This view does not exclude the reality of the spiritual realm nor shrink back from teaching about such topics. Not at all, in fact, the various divisions within Christianity are a function of individuals and groups attempting to find the correct and ultimate understanding of things spiritual as revealed in scripture. Divisions come as disagreements about the spiritual realm surface. Follow-God-by-the-Book folks are continually shaping discussions and deriving doctrines based on scriptural interpretations of God's intended spiritual meanings. Usually followed by a strong expectation that "true" believers will hold to these doctrines. This is done fairly often as an apologetic of thought not intended to undo pagan falsehoods of the Most High God, but against other Christian belief systems deemed as inaccurate on spiritual interpretation or resulting consequences of behavior. In either case, from my observation I assert the critique of another view or of a particular behavior is usually based on assumptions that are created by forming the parameters of thought strictly within the time/space box.
The second perspective has a smaller following, but I think the current exodus from mainline and institutional expressions of Christianity is rooted in either the understanding of the contrasting perspective or the search for its meaning. This perspective might be labeled "Follow God from Within."
The emphasis from this perspective is on having a knowing of the the direction of God's leading from within one's heart. The written word is not ignored, but the primary inspiration for decision-making is from within. This perspective attempts not only to understand God as existent beyond time and space on the earth but to know the human experience within the earth's boundary as an existence joined to limitless God and participating in His eternity even as the body breathes temporarily. Consider Colossians 3: 1-3.
Therefore if you have been raised up with Christ, keep seeking the things above, where Christ is, seated at the right hand of God. Set your mind on the things above, not on the things that are on earth. For you have died and your life is hidden with Christ in God.
There is violence done to meaning sometimes by analysis which pulls parts of the whole open for examination. This delineation of thought here for the purpose of discussion is in some ways artificial. Clearly we Christians live life as some composite of both views. Hence my assertion in the last post that I am not calling one side wrong over the other. Based on Romans 10: 9-10 that if you confess with your mouth Jesus as Lord, and believe in your heart that God raised Him from the dead, you will be saved; for with the heart a person believes, resulting in righteousness, and with the mouth he confesses resulting in salvation.

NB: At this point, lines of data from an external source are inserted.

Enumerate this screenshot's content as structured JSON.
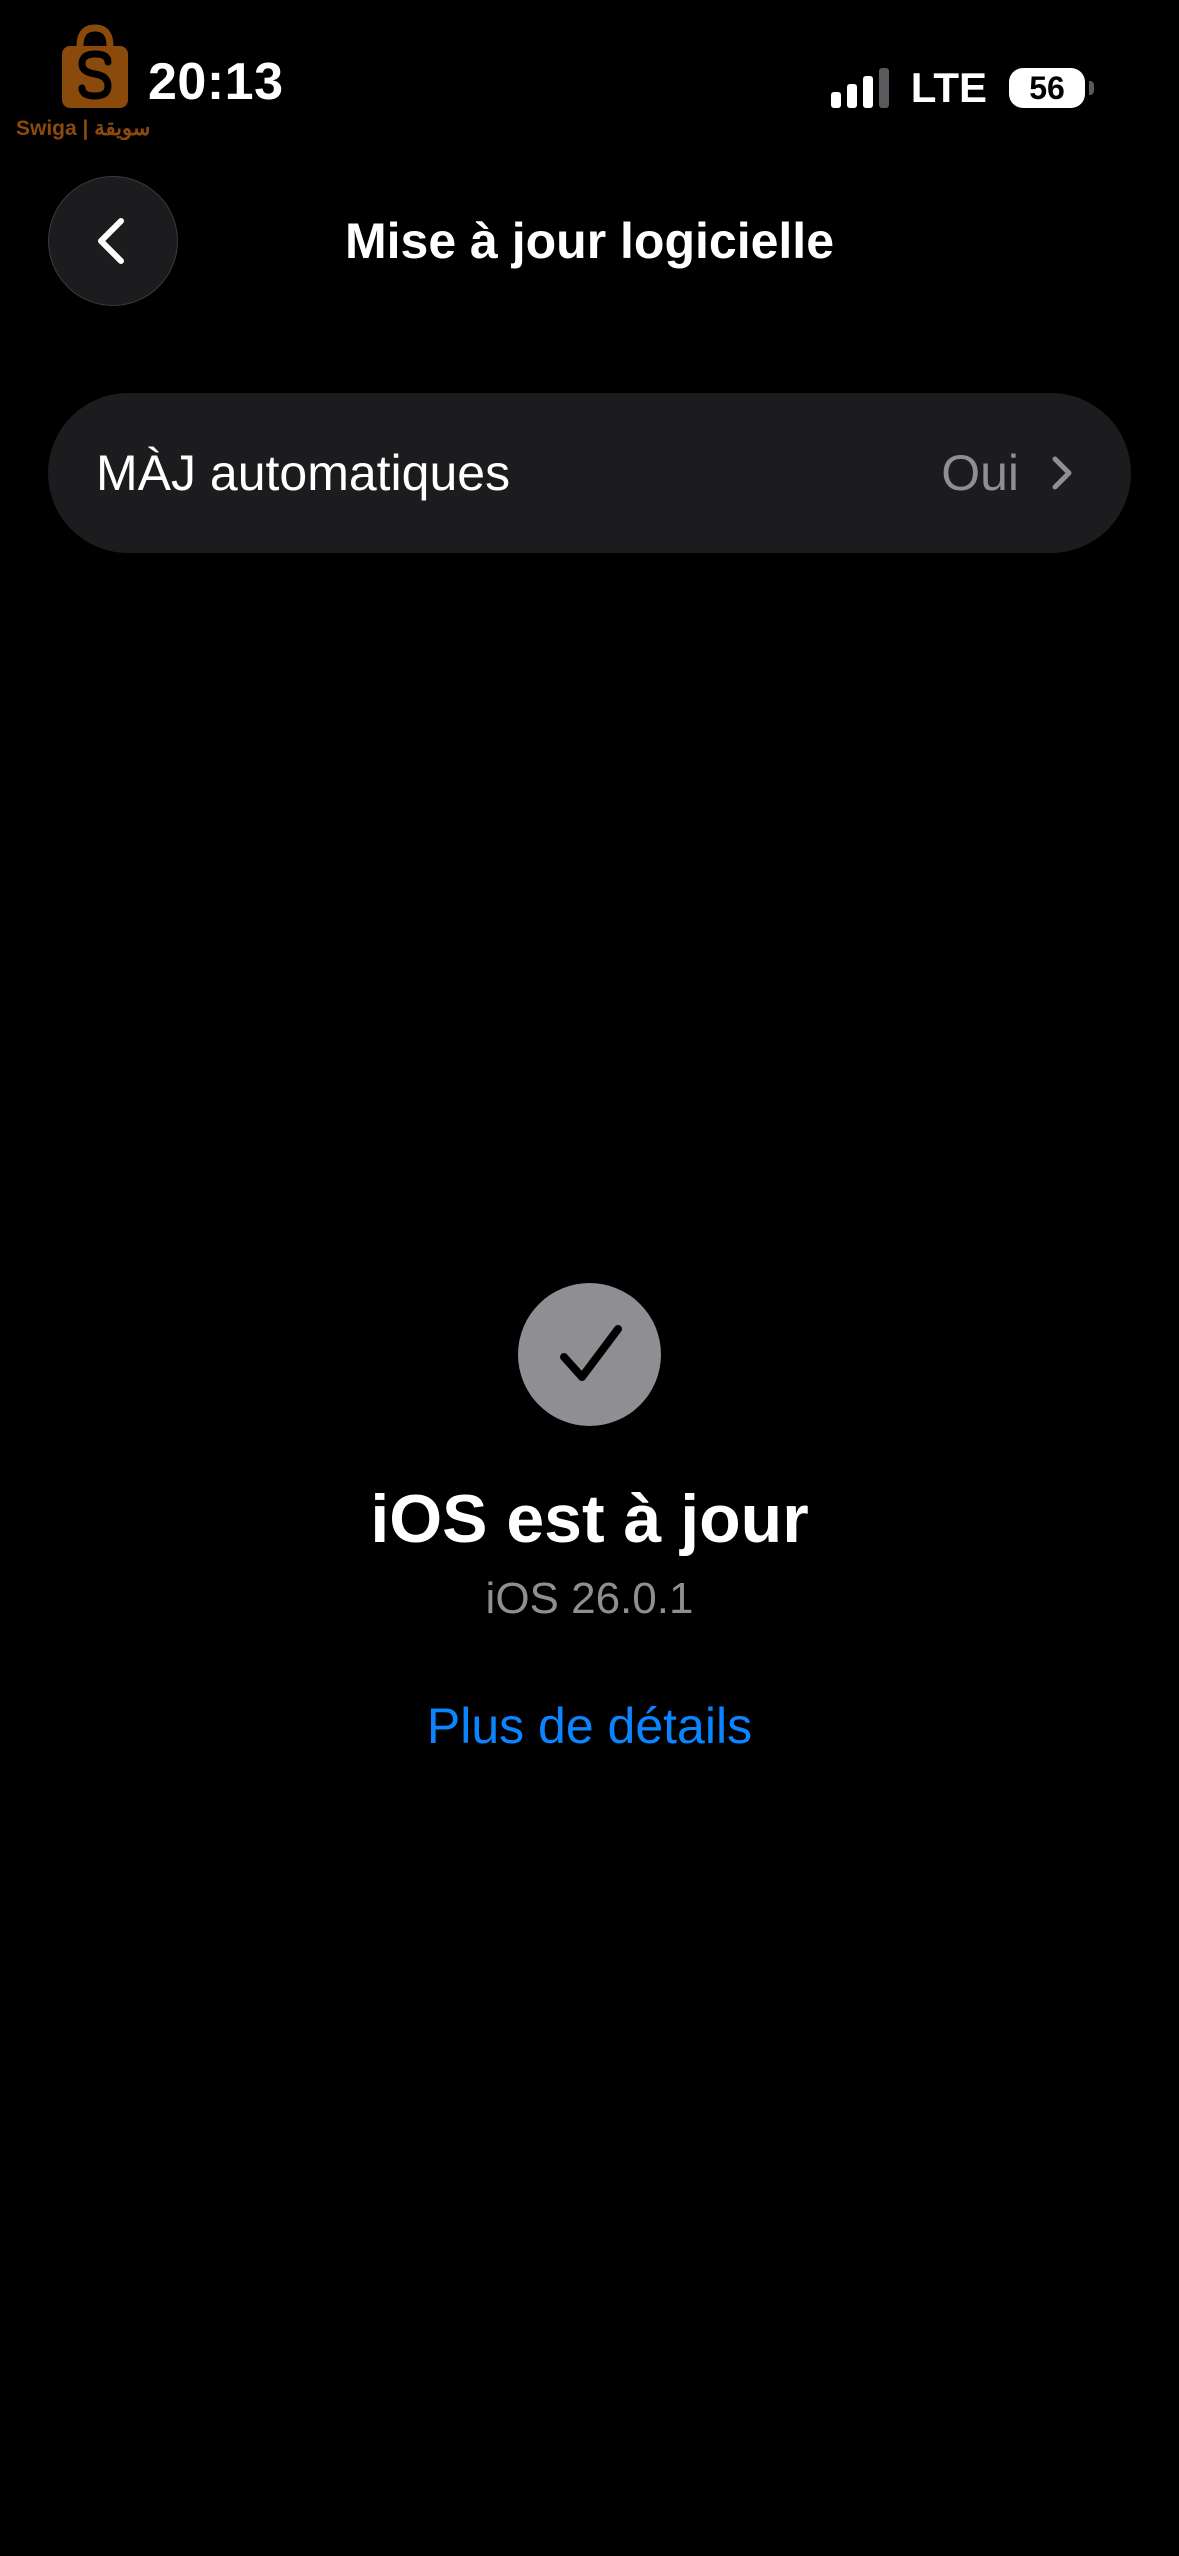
{
  "watermark": {
    "name_latin": "Swiga",
    "separator": "|",
    "name_arabic": "سويقة"
  },
  "status_bar": {
    "time": "20:13",
    "network": "LTE",
    "battery_level": "56",
    "signal_bars_active": 3,
    "signal_bars_total": 4
  },
  "nav": {
    "back_icon": "chevron-left-icon",
    "title": "Mise à jour logicielle"
  },
  "auto_updates": {
    "label": "MÀJ automatiques",
    "value": "Oui",
    "icon": "chevron-right-icon"
  },
  "update_status": {
    "icon": "checkmark-icon",
    "heading": "iOS est à jour",
    "version": "iOS 26.0.1",
    "details_link": "Plus de détails"
  },
  "colors": {
    "background": "#000000",
    "cell": "#1c1c1e",
    "secondary_text": "#8e8e93",
    "link": "#0a84ff",
    "watermark": "#8a4a0c"
  }
}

God knows above and beyond us whose confession is from a true heart and produces righteousness unto salvation. However, this does not alter the idea that there exists two different ways to approach understanding God and walking with Him. The letter kills but the spirit gives life, taken from 2 Corinthians 3:6 is a mainstay of Christian thought and living. Though God is not blocked from reaching the true heart who is within a construct that is based on living to the letter of the written word, I believe an ever deepening relationship with God will develop further and further along the path of living in the moment in union with an eternal God who is not bound by time and space.